##### DATASET RECORDS
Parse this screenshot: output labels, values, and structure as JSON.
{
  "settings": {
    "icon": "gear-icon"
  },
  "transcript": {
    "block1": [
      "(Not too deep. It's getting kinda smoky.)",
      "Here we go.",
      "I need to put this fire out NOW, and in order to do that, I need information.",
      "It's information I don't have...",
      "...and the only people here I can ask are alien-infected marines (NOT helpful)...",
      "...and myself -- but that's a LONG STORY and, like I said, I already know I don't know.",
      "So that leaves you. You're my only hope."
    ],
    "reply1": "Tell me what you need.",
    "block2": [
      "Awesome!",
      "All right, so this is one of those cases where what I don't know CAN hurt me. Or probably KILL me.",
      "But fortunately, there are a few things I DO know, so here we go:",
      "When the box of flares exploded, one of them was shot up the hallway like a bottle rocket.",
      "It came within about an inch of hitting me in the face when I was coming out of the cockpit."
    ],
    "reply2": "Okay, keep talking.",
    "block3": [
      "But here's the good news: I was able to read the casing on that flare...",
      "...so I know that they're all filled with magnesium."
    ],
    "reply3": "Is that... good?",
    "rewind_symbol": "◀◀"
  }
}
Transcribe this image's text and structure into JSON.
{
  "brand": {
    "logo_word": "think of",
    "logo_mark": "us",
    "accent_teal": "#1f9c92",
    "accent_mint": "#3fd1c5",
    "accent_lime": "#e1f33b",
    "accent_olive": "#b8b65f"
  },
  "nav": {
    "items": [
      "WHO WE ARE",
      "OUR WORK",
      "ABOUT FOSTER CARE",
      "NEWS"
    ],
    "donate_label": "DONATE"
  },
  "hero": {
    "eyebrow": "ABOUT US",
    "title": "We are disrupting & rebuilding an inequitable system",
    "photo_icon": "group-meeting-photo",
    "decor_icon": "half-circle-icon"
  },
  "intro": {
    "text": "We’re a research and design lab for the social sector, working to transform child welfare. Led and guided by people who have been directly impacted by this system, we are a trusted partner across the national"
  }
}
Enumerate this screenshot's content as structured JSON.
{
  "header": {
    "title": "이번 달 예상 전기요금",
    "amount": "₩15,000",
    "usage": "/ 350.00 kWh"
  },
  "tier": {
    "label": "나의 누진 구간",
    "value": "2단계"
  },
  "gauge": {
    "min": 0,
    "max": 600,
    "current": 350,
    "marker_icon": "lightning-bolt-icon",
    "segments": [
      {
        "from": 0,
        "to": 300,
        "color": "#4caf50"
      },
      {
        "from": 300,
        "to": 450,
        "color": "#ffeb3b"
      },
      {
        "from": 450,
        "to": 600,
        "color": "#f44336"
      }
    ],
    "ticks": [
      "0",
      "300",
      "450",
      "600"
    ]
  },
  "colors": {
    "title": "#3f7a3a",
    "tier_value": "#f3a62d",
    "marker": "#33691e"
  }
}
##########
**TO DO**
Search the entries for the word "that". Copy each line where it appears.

**SOLUTION TO THIS EXERCISE**
      "I need to put this fire out NOW, and in order to do that, I need information.",
      "...and myself -- but that's a LONG STORY and, like I said, I already know I don't know.",
      "So that leaves you. You're my only hope."
      "But here's the good news: I was able to read the casing on that flare...",
      "...so I know that they're all filled with magnesium."
    "reply3": "Is that... good?",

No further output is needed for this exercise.